(REF S517) SDG 5: Gender Equality. Women in Science and Women in Science Policy Making will help achieve the SDGs
September 17 @ 4:00 pm - 5:00 pm
SDG 5 Gender Equality
The SDG 5 is a universal and urgent call for action by all countries – developed and developing – to achieve gender equality and empower all women and girls by 2030. The goal, being adopted in 2015 is a follow-up of the partially achieved millennium goals.
Among others, this goal includes the eradication of all forms of discrimination towards girls and women, the end of violence towards girls and women, the elimination of all harmful practices such as genital mutilation and early and forced marriages, the recognition and valuation of unpaid domestic work, equal access to leadership positions, and universal access to sexual and reproductive health. The creativity, know-how, technology and financial resources from all of society is necessary to achieve the SDG 5 in every context.
Women in Science must cross the chasm in the ScienceDigital Divide so that Scientific Research and Digital Innovations address the problems of most concern to us as humans: How can our children grow up safely? Can future generations be able to depend on our small blue marble planet as we have? How can people thrive and flourish by removing obstacles to economic and social opportunity? Leadership is needed and women everywhere are stepping up. Now we have to join forces to support each other’s efforts. What are the policy instruments and decisions that will allow the world to harness the unstoppable energy and power of women?

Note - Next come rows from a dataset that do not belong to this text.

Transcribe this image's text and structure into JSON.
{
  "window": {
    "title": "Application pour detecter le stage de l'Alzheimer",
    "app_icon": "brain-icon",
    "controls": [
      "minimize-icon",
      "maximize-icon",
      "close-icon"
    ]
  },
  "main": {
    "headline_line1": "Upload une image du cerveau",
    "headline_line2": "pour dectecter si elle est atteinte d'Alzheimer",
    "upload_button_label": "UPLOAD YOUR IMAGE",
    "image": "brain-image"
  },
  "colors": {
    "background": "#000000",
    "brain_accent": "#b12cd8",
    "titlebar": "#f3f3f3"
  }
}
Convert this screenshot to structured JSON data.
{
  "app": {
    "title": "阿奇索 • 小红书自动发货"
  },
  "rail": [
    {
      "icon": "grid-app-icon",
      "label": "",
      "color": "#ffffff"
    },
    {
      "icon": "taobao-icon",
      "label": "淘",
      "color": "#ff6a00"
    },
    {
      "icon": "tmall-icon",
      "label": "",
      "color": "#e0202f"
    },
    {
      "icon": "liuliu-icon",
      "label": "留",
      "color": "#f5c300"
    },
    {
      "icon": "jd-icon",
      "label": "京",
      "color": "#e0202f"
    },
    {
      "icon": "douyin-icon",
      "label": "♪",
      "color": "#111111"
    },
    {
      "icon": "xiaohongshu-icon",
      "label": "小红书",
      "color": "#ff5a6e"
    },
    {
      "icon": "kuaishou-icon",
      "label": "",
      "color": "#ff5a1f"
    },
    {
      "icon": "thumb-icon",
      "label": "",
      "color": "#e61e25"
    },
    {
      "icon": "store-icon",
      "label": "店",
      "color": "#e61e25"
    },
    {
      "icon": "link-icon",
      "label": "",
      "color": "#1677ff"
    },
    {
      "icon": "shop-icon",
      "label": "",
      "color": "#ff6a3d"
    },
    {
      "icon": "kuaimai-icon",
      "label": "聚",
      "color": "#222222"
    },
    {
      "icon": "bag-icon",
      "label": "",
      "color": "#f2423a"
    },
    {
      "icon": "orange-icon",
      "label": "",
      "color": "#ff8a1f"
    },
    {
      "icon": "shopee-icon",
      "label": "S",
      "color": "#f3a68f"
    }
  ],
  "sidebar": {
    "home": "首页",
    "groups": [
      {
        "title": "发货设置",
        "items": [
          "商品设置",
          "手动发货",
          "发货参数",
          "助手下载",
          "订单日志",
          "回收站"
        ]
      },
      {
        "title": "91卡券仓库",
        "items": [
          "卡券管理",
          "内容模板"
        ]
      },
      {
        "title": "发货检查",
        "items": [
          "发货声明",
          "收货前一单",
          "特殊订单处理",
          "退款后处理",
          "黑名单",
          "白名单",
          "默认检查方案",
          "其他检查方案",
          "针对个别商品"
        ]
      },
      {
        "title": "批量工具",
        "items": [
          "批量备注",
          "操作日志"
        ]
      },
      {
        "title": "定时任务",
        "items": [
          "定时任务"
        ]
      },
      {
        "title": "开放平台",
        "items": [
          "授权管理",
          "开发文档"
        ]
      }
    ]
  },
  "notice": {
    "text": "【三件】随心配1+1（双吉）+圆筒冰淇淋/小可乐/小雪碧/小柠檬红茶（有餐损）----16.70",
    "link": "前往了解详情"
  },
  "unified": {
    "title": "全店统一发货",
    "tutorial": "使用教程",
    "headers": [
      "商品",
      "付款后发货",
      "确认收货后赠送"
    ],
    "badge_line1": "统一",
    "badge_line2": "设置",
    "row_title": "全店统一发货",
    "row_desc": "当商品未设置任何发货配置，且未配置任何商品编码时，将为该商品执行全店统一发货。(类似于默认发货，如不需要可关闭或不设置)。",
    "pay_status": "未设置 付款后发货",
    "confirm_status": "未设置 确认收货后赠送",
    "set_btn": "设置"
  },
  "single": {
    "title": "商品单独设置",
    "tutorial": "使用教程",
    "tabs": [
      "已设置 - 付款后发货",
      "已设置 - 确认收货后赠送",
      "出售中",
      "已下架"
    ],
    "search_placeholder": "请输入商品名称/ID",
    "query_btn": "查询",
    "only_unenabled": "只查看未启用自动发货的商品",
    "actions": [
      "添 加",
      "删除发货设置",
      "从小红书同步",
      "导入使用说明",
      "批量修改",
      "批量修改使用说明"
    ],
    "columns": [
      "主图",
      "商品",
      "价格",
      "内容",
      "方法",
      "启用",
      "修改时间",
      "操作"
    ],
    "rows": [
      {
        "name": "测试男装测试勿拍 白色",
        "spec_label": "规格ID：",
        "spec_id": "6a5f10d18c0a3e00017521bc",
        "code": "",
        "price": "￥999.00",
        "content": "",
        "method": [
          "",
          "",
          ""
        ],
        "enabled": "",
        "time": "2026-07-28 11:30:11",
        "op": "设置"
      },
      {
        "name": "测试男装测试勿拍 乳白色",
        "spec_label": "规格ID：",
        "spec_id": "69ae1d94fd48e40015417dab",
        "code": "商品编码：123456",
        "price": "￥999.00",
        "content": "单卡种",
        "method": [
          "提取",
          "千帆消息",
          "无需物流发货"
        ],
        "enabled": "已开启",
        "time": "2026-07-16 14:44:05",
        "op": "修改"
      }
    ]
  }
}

This session will focus on the importance of co-designing science and innovation policies taking into account gender and diversity, in all of its aspects. It will highlight why we shall prioritize and support the engagement of women scientists in different associations, forums, their involvement in the whole co-designing policies process, and how that will improve science and technology developments for the benefit of our all society.
The session will stress the urgency of having clear policies focused on the improvement of the large gender gap in science that we are facing worldwide, and a need to bring clear measurements for improving the status of women and girls in science. Several initiatives and examples will be presented, including the World Summit on the Information Society (WSIS) Forum, the South African case study on women’s contribution to science policy, and the African Network of Women in Astronomy (AfNWA-AfAS). Finally, a list of recommendations will be given to help in co-designing science policies in the future to empower women and girls in science and help to achieve sustainable development goals.